The menu consists of lots of small plates and a few larger more pricier dishes, all of which are fab for sharing (no naan or tikka masala in sight!). This means you get to try lots of their dishes which are all inspired by traditional Indian home-cooking and are all jam packed with flavour. For me, each dish was quite spicy so I downed a lot of water throughout the meal but everything was cooked and flavoured so well I just HAD to keep eating. Between the 2 of us we ordered 5 dishes; 3 small & 2 large (spicy venison and vermicelli doughnut - £4.5, porzhi okra fries - £4.5, chettinad pulled duck served with homemade oothappam - £5, saag with tandoori paneer - £11 and wild rabbit pulao - £14.5) which came out as and when they were ready. First up we got the venison doughnut which was delicious, then the okra fries. These were crispy, with a lovely spicy batter and were incredibly moorish however they neeeed to be served with a sauce or dip as they were very dry. The most disappointing dish was the pulled duck - this was the least flavourful, with a bland doughy bun with a small amount of duck inside. Finally we were served the large dishes - paneer and rabbit. Be warned the rabbit comes on the bone hidden within a massive pile of rice, fried onions and cranberries. You have to work a little too hard to get the meat and dispose of the bones but the whole dish was SO good it was worth it. The size of it is easily enough to share between 3! The paneer was by far my favourite dish, with 4 massive slices of paneer in a beautiful creamy, spinach curry. After allll that I couldn't have eaten another thing although tbh I don't think their desserts sounded nearly as intriguing as their mains - they were also quite heavy sounding which is something I didn't need any more of!

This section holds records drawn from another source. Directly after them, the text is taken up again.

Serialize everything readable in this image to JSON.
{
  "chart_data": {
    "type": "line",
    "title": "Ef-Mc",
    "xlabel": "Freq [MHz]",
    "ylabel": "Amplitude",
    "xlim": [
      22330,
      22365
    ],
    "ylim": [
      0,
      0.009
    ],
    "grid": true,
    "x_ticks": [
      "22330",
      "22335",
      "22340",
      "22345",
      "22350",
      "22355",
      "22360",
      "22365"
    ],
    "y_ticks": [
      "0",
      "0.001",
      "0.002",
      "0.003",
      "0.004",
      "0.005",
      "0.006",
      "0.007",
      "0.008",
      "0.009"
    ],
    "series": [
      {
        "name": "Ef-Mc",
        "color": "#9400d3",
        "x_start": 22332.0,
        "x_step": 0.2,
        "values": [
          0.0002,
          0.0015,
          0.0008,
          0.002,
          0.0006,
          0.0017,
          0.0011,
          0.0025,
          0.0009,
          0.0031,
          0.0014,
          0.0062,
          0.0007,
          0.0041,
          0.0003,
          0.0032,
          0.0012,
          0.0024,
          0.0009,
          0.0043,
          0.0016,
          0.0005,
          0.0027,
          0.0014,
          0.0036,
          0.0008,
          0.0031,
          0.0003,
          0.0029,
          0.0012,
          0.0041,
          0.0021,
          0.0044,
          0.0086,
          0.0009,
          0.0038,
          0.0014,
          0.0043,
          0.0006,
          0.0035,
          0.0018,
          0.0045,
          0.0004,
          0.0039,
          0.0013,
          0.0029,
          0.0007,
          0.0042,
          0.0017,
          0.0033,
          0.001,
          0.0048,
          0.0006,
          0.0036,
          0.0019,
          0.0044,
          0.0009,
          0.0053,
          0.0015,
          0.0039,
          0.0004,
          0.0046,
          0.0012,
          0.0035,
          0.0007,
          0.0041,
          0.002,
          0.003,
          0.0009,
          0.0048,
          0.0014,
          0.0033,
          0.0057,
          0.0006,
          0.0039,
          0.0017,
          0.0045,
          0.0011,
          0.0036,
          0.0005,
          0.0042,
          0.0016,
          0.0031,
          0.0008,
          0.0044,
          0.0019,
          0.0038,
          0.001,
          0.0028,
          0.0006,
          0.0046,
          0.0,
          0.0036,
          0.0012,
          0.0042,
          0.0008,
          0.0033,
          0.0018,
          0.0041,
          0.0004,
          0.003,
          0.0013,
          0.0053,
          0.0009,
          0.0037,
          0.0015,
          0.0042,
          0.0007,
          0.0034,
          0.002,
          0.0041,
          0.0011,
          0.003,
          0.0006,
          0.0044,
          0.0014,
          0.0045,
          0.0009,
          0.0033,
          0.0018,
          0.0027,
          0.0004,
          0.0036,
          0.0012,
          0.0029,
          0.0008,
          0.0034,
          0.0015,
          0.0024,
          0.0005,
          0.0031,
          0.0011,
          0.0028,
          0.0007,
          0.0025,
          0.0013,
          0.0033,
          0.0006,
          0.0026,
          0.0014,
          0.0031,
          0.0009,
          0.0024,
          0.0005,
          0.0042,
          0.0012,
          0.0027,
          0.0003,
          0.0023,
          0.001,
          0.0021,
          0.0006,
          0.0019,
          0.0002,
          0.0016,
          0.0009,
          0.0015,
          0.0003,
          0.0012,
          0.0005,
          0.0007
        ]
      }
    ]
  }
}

The staff throughout the whole meal were efficient (continuously topping up my water) but not overly friendly. When the bill was brought to us I was rather impressed with the cost vs the amount of food we had, although we didn't drink.

I would definitely recommend this if in the Shoreditch area and will be back to satisfy my next curry craving!

Claire F

Hands down the best Indian food I've had in London. Leaps and bounds above Dishoom and Tayyabs (if you could even compare them to each other). Rotating small plate menu featuring a really great selection of interesting vegetarian options, like the Okra fries, Saag Panner and Aloo Chat (all pictured below), plus half a dozen non-vegetarian options for all the meat eaters out there. I would imagine this place will start to get really busy as people hear about it (it just opened in January 2016). Can't wait to go back!

Staff Writer

Tiny restaurant in Spitalfields run by a friendly couple who are wonderfully passionate about their food. The menu is made up of small plates - all inspired by Indian home cooking. The whole head of broccoli slathered in the most delicious spices will make you want to eat all your greens! And we were also served a fantastic chilli belilni cocktail - which increased in spiciness the longer you left it - delicious! It has a neighbourhood restaurant vibe so feels personal and friendly. Recommended!


One of the meals in London I've enjoyed most for quite a while - small restaurant run by a lovely husband and wife team. None of the dishes are overly fussy or complicated, it's about flavours and great ingredients. My personal favourite was the pork belly with tamarind sauce, and the ridiculously tender lamb chops and the aloo chaat using their trademark Gunpowder spice mix (full of flavour rather than searingly hot) should also be recommended - although there was nothing I ate that I would not recommend. Excellent little place, go support them!